The Canon EOS R5 (opens in new tab) has been garlanded in praise since launching in July, but its cutting-edge video capabilities do come at a price… after 20 minutes of recording uncropped 4K 60p, 4K 120p and 8K 30p video, the screen displays ‘Overheated! Shutting down’ and recording stops.
And while this doesn’t endear the R5 to professional video shooters, it’s then two hours before the camera can be used to record video again. Much has been posted online as to whether the camera actually overheats, or if the 20-minute timing restriction is just an artificial software limit (opens in new tab) but YouTuber DIY Perks takes a deep dive into the camera – and comes up with some potential fixes. In a 20-minute video (via Canon Rumors) DIY Perks presenter Matt performs a teardown on an R5 and measures the camera's heat footprint with a thermal camera.
Getting 180F/82C in the area surrounding the processor, he notes that the transfer of heat away from the processor and towards the camera’s rear casing has to pass a metal plate and above that, a printed circuit board.
He decides to try out some potential remedies: for the first modification, he installs a water cooling solution; then he makes a custom copper heatsink; and finally, he fits an external active fan.
The video is a great watch, but if you haven't got time to view it in full, then read on for the key takeaways…

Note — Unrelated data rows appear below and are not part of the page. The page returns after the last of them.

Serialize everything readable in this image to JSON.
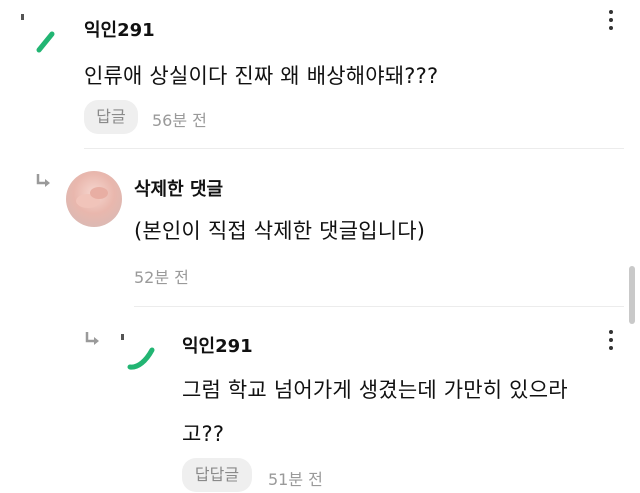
{
  "comments": [
    {
      "username": "익인291",
      "text": "인류애 상실이다 진짜 왜 배상해야돼???",
      "reply_label": "답글",
      "time": "56분 전"
    },
    {
      "username": "삭제한 댓글",
      "text": "(본인이 직접 삭제한 댓글입니다)",
      "time": "52분 전"
    },
    {
      "username": "익인291",
      "text_line1": "그럼 학교 넘어가게 생겼는데 가만히 있으라",
      "text_line2": "고??",
      "reply_label": "답답글",
      "time": "51분 전"
    }
  ],
  "icons": {
    "reply_arrow": "reply-arrow-icon",
    "more": "more-vertical-icon",
    "avatar_mark": "green-slash-icon"
  },
  "colors": {
    "accent_green": "#22b573",
    "reply_arrow": "#9a9a9a"
  }
}
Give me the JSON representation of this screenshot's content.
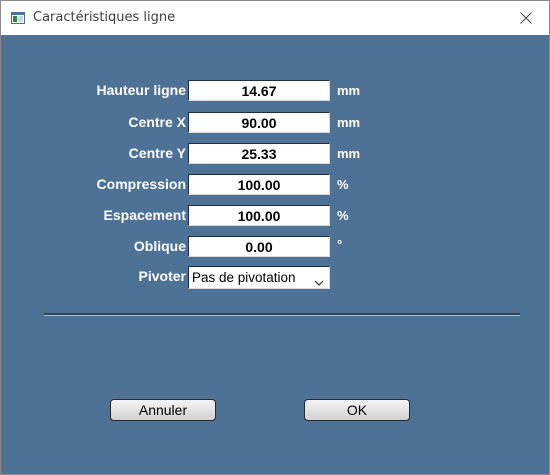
{
  "window": {
    "title": "Caractéristiques ligne"
  },
  "fields": [
    {
      "label": "Hauteur ligne",
      "value": "14.67",
      "unit": "mm"
    },
    {
      "label": "Centre X",
      "value": "90.00",
      "unit": "mm"
    },
    {
      "label": "Centre Y",
      "value": "25.33",
      "unit": "mm"
    },
    {
      "label": "Compression",
      "value": "100.00",
      "unit": "%"
    },
    {
      "label": "Espacement",
      "value": "100.00",
      "unit": "%"
    },
    {
      "label": "Oblique",
      "value": "0.00",
      "unit": "°"
    }
  ],
  "pivot": {
    "label": "Pivoter",
    "selected": "Pas de pivotation"
  },
  "buttons": {
    "cancel_label": "Annuler",
    "ok_label": "OK"
  },
  "icons": {
    "app": "window-app-icon",
    "close": "close-icon",
    "dropdown": "chevron-down-icon"
  },
  "colors": {
    "client_background": "#4e7196",
    "label_text": "#ffffff"
  }
}
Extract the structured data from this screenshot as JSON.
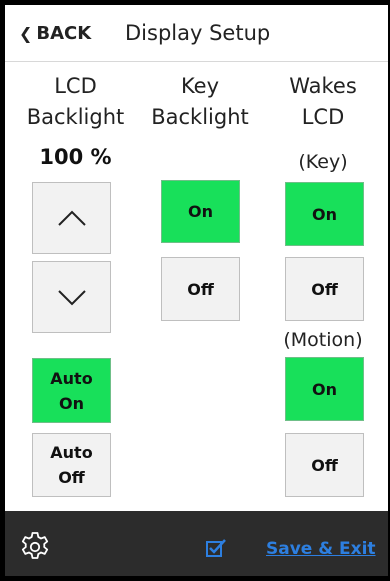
{
  "header": {
    "back_label": "BACK",
    "back_icon": "chevron-left-icon",
    "title": "Display Setup"
  },
  "columns": {
    "lcd_backlight": {
      "heading_line1": "LCD",
      "heading_line2": "Backlight",
      "brightness": "100 %",
      "up_icon": "chevron-up-icon",
      "down_icon": "chevron-down-icon",
      "auto_on_line1": "Auto",
      "auto_on_line2": "On",
      "auto_off_line1": "Auto",
      "auto_off_line2": "Off",
      "auto_selected": "Auto On"
    },
    "key_backlight": {
      "heading_line1": "Key",
      "heading_line2": "Backlight",
      "on_label": "On",
      "off_label": "Off",
      "selected": "On"
    },
    "wakes_lcd": {
      "heading_line1": "Wakes",
      "heading_line2": "LCD",
      "key_label": "(Key)",
      "key_on_label": "On",
      "key_off_label": "Off",
      "key_selected": "On",
      "motion_label": "(Motion)",
      "motion_on_label": "On",
      "motion_off_label": "Off",
      "motion_selected": "On"
    }
  },
  "footer": {
    "settings_icon": "gear-icon",
    "check_icon": "checkbox-checked-icon",
    "save_exit_label": "Save & Exit"
  },
  "colors": {
    "selected_green": "#18e05a",
    "unselected_gray": "#f2f2f2",
    "footer_bg": "#2c2c2c",
    "link_blue": "#2d7fe0"
  }
}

The water-cooled modification still produced the overheating warning at 20 minutes, with the camera running firmware v1.0.0. But when the firmware was updated to v1.1.11, the camera recorded for an indefinite period (over four hours).
Next, a copper heatsink for the processor and surrounding areas plus some thermal paste saw the camera record 39 minutes of 8K video with firmware v1.1.11 – an increase of 43%.
And significantly, the camera was able to start shooting 8K video again (for 30 minutes this time) after a break of just five minutes… rather than the two-hour lock-out reported on an unmodified R5.
For the final solution, the copper heatsink was retained in the camera and an active fan was attached to the rear casing to dissipate the warm air. This was the most effective of the three fixes, with the camera being able to record unlimited 8K video in an ambient room temperature of 73F/23C.
So some great work here from DIY Perks – it seems that the R5 does need a physical cooling solution to get the most of its awesome video capabilities, but stills shooters may have baulked at any extra bulk and weight if they were unlikely to ever record video.
But as we reported a few months ago, Canon may have already taken steps to address the issue (opens in new tab). A patent filing from October 2019 reveals that the manufacturer has designed an RF mount adapter that effectively acts as a fan-driven cooling chamber, to remove excess heat from the interior and image sensor.